The pouf veil is made from a gathering of veil material where it connects to the headpiece, creating a natural ‘pouf’ to the shoulder-length veil. Stylists use the word ‘playful’ to describe this veil.

Waltz

Reaches from your headpiece to the hem of your dress.


Gloves

Opera-length

Full-length gloves that reach from your fingertips all the way up to near your shoulder, perfect with a strapless or sleeveless dress. May be plain or in 6-, 8- or 10-button lengths as accents up the arm.

Elbow-length

Reaching from your fingertips to just above or just below your elbow.

Wrist-length

Reaching from your fingertips to just above or just below your wrist.

Open finger-gloves

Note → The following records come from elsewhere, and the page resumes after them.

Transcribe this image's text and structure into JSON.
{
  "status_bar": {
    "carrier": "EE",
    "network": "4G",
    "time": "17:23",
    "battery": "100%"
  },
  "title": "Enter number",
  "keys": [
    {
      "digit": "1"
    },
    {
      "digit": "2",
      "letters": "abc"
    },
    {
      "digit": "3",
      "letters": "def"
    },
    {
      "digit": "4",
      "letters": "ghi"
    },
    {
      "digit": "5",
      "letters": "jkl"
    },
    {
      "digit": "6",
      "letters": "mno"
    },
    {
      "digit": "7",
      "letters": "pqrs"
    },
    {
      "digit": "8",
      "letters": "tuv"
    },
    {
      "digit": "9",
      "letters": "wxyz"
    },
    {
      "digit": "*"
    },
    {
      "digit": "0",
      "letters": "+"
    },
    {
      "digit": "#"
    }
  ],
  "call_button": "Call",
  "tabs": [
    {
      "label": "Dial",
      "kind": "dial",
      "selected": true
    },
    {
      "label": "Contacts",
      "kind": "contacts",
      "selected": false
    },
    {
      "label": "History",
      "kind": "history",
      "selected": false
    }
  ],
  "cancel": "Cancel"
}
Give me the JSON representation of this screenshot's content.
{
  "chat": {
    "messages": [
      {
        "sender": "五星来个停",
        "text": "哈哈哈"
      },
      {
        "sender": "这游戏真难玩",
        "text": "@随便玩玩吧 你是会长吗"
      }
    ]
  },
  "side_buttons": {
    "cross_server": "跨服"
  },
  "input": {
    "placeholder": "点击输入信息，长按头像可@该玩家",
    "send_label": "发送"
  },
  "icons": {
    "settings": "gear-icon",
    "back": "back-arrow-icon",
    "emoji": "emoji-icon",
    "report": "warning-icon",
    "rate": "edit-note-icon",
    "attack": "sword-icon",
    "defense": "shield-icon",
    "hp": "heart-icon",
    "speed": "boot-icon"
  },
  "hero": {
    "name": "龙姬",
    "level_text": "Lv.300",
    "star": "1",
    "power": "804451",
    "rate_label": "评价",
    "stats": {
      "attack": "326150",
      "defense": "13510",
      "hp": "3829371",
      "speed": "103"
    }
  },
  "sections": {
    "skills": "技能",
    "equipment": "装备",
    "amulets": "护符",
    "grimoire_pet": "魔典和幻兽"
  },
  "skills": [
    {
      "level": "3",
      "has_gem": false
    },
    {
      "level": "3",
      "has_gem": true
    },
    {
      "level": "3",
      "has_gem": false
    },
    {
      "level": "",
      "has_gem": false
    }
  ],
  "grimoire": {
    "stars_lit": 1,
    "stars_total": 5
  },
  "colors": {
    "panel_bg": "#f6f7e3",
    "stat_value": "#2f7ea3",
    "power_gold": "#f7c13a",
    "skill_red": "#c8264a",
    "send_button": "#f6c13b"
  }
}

These come in any length as mentioned above, but your fingers are exposed. Most often, the glove attaches via a ring on your middle finger, to provide the smooth silk or lace covering of the glove with full use of your fingers for the ring exchange and handling the candle taper, or signing a Ketubah, etc.

Opera-length

A full, long glove that extends to the top or middle of the upper arm, most often with 12-16 buttons.

Short

The end of the glove is two inches above the wrist, also called a ‘one-button glove.’


Additional Gown Elements

Appliques

Fabric or lace cut-outs affixed to the gown, train or veil.

Beading

Refers to the embellishments created by gluing or sewing crystals, bugle beads, pearls, gemstones or other accents onto the bodice, hems or other elements of the ensemble.

Border trim

Embellishments added to bodice edges, straps, and hems, in ruffled, scalloped or braided designs.

Bustle

Gathering the train up to attach securely via obscured clips or hooks at the back of the dress, to present an attractive gathered effect above the gown’s skirt.

Crinoline

The layers of tulle or netting worn under the gown’s top layers to add extra volume to a full skirt. Crinoline may be attached to the dress, or added as a separate undergarment.

Edging

A narrow trim for hems, straps or veils, created from lace, embroidery, beading, or other accents.

Embroidery

Hand- or machine-stitched decorative designs created on the gown, bodice, train, or veil. Patterns vary from straight lines to intricate designs.

Paillettes

In the sequin family, paillettes are larger round accents sewn on fabric at the top and dangling to provide movement.

Ruching

Gathers or pleats in fabric, often seen at the waistline.

Seed pearls

Tiny real pearls used to embellish gowns, trains, veils and other elements. Pearls in irregular shapes are called baroque pearls.

Shirring

Fabric that has been gathered up into 3 or more parallel lines, often extending down vertically under a waistline, or used as accent on shoulder straps.

* by Sharon Naylor, Author of 35 wedding books, including The Bride’s Survival Guide.